───── EXERCISE DATA ─────

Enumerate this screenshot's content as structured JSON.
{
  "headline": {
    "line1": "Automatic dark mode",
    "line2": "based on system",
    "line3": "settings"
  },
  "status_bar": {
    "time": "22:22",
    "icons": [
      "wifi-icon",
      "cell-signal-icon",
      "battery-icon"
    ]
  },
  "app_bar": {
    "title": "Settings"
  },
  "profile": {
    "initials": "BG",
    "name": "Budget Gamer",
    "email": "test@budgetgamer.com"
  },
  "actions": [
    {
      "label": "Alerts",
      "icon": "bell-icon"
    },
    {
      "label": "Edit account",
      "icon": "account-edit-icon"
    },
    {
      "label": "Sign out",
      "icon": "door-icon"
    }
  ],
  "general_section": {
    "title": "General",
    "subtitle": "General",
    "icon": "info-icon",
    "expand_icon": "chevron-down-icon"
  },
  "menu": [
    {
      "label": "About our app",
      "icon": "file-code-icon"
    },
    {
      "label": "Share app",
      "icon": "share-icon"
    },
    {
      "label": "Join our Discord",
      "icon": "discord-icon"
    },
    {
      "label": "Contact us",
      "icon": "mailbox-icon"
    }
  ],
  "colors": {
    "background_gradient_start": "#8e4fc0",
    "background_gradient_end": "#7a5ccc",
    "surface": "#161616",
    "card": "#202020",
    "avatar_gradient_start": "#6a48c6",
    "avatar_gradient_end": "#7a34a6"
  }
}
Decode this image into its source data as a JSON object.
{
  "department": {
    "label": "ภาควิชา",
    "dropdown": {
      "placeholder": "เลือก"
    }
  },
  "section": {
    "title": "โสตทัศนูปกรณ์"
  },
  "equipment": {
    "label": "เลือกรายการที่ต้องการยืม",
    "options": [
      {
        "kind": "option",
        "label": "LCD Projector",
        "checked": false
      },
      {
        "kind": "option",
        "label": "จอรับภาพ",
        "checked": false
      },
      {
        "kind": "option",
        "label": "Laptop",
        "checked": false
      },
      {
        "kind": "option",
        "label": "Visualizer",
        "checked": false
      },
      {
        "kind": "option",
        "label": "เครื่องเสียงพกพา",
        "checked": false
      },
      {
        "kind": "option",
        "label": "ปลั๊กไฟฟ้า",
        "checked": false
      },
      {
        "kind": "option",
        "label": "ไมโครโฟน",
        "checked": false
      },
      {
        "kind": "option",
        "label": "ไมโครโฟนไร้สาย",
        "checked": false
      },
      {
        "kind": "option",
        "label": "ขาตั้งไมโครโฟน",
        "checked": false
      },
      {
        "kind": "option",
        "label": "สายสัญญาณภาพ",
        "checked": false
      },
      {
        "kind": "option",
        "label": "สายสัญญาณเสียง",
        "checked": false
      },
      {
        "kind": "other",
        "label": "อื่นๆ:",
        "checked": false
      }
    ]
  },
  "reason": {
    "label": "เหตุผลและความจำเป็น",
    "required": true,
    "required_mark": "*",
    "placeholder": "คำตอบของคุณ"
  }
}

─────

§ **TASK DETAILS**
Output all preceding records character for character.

§ **RESULT OF THIS EXERCISE**
Enumerate this screenshot's content as structured JSON.
{
  "headline": {
    "line1": "Automatic dark mode",
    "line2": "based on system",
    "line3": "settings"
  },
  "status_bar": {
    "time": "22:22",
    "icons": [
      "wifi-icon",
      "cell-signal-icon",
      "battery-icon"
    ]
  },
  "app_bar": {
    "title": "Settings"
  },
  "profile": {
    "initials": "BG",
    "name": "Budget Gamer",
    "email": "test@budgetgamer.com"
  },
  "actions": [
    {
      "label": "Alerts",
      "icon": "bell-icon"
    },
    {
      "label": "Edit account",
      "icon": "account-edit-icon"
    },
    {
      "label": "Sign out",
      "icon": "door-icon"
    }
  ],
  "general_section": {
    "title": "General",
    "subtitle": "General",
    "icon": "info-icon",
    "expand_icon": "chevron-down-icon"
  },
  "menu": [
    {
      "label": "About our app",
      "icon": "file-code-icon"
    },
    {
      "label": "Share app",
      "icon": "share-icon"
    },
    {
      "label": "Join our Discord",
      "icon": "discord-icon"
    },
    {
      "label": "Contact us",
      "icon": "mailbox-icon"
    }
  ],
  "colors": {
    "background_gradient_start": "#8e4fc0",
    "background_gradient_end": "#7a5ccc",
    "surface": "#161616",
    "card": "#202020",
    "avatar_gradient_start": "#6a48c6",
    "avatar_gradient_end": "#7a34a6"
  }
}
Decode this image into its source data as a JSON object.
{
  "department": {
    "label": "ภาควิชา",
    "dropdown": {
      "placeholder": "เลือก"
    }
  },
  "section": {
    "title": "โสตทัศนูปกรณ์"
  },
  "equipment": {
    "label": "เลือกรายการที่ต้องการยืม",
    "options": [
      {
        "kind": "option",
        "label": "LCD Projector",
        "checked": false
      },
      {
        "kind": "option",
        "label": "จอรับภาพ",
        "checked": false
      },
      {
        "kind": "option",
        "label": "Laptop",
        "checked": false
      },
      {
        "kind": "option",
        "label": "Visualizer",
        "checked": false
      },
      {
        "kind": "option",
        "label": "เครื่องเสียงพกพา",
        "checked": false
      },
      {
        "kind": "option",
        "label": "ปลั๊กไฟฟ้า",
        "checked": false
      },
      {
        "kind": "option",
        "label": "ไมโครโฟน",
        "checked": false
      },
      {
        "kind": "option",
        "label": "ไมโครโฟนไร้สาย",
        "checked": false
      },
      {
        "kind": "option",
        "label": "ขาตั้งไมโครโฟน",
        "checked": false
      },
      {
        "kind": "option",
        "label": "สายสัญญาณภาพ",
        "checked": false
      },
      {
        "kind": "option",
        "label": "สายสัญญาณเสียง",
        "checked": false
      },
      {
        "kind": "other",
        "label": "อื่นๆ:",
        "checked": false
      }
    ]
  },
  "reason": {
    "label": "เหตุผลและความจำเป็น",
    "required": true,
    "required_mark": "*",
    "placeholder": "คำตอบของคุณ"
  }
}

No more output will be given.